• **EXERCISE**
Would you pull out every line of the material that contains the string "down"?

• **INFORMATION**
'''

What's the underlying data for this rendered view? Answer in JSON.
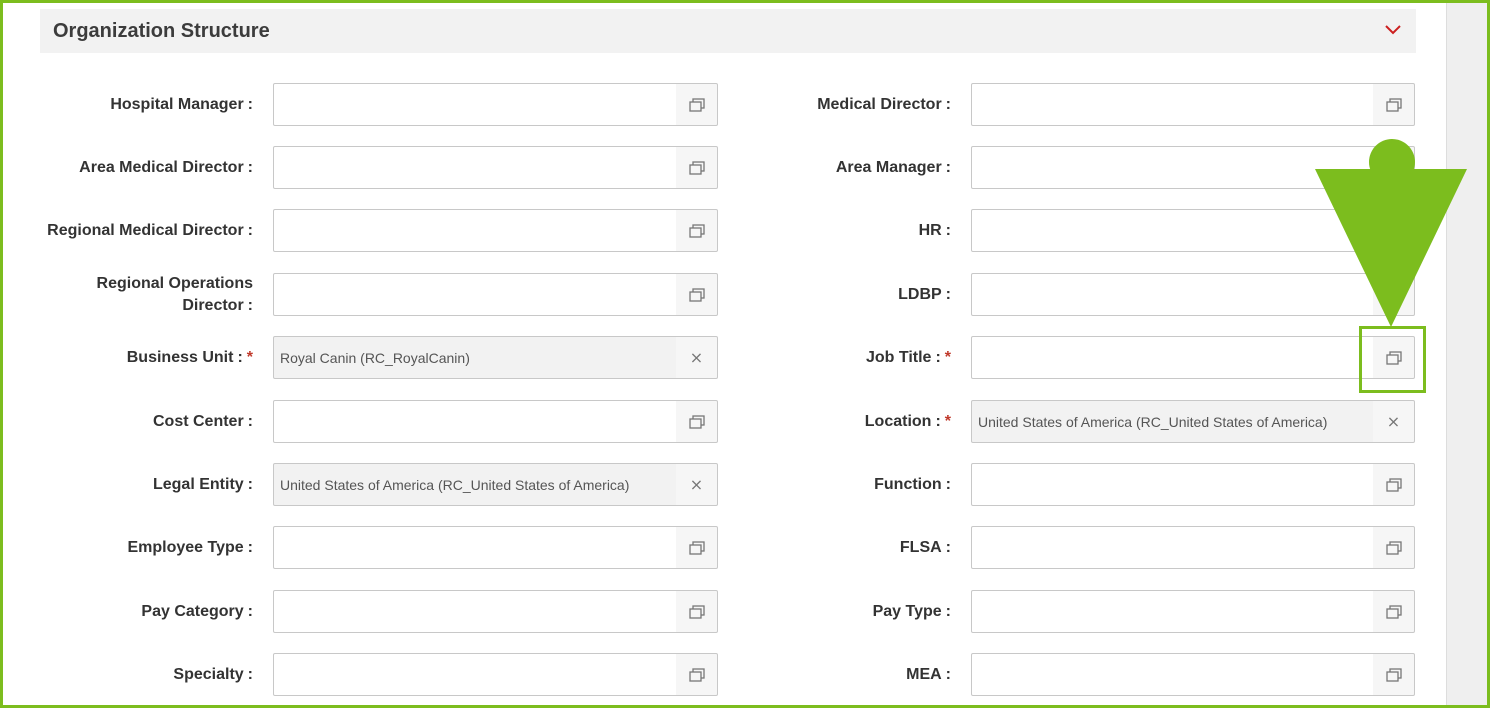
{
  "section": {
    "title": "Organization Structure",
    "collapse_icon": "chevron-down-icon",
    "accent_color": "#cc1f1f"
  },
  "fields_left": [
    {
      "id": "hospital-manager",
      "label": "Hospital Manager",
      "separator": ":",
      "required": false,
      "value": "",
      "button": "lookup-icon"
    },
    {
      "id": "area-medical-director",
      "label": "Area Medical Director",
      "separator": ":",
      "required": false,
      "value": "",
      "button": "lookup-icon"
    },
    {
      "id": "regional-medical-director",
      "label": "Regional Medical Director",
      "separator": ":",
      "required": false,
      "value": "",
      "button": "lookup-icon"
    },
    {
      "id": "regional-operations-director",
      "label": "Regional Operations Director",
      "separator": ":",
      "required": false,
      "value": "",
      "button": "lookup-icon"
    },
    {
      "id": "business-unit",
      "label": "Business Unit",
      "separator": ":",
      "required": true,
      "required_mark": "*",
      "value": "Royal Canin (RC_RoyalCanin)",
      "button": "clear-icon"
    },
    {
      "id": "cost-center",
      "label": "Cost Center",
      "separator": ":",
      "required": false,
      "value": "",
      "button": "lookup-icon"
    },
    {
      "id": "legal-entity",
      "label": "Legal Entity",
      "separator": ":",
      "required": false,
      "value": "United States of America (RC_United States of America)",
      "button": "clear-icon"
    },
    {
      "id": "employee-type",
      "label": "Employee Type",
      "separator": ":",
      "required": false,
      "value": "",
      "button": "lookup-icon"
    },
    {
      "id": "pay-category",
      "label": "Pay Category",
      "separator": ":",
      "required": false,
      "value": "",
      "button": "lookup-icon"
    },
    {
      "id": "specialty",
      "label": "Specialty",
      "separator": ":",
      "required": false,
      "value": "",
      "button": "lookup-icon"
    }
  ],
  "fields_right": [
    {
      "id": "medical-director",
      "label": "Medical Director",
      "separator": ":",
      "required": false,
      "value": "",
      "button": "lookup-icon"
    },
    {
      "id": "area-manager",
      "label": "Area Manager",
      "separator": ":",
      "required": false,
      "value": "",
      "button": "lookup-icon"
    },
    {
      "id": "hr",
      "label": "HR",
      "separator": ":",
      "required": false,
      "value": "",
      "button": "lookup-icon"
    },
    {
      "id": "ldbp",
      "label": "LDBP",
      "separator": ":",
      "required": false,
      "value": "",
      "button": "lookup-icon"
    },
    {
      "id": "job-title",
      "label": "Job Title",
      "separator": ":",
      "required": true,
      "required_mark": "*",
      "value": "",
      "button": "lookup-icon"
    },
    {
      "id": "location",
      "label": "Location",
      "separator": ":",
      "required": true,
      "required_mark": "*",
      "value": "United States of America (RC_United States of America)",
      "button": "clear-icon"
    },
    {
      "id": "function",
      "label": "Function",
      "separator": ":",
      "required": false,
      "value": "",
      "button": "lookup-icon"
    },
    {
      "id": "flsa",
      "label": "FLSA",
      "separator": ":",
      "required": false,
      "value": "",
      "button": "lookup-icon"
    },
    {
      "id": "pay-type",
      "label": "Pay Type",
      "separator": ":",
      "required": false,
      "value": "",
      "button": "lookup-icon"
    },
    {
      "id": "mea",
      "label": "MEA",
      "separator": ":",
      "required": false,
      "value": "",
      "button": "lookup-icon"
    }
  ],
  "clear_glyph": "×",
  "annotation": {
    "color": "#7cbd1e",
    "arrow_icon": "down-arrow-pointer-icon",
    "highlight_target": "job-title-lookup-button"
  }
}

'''

• **SOLUTION FOR THIS PROBLEM**
    "collapse_icon": "chevron-down-icon",
    "arrow_icon": "down-arrow-pointer-icon",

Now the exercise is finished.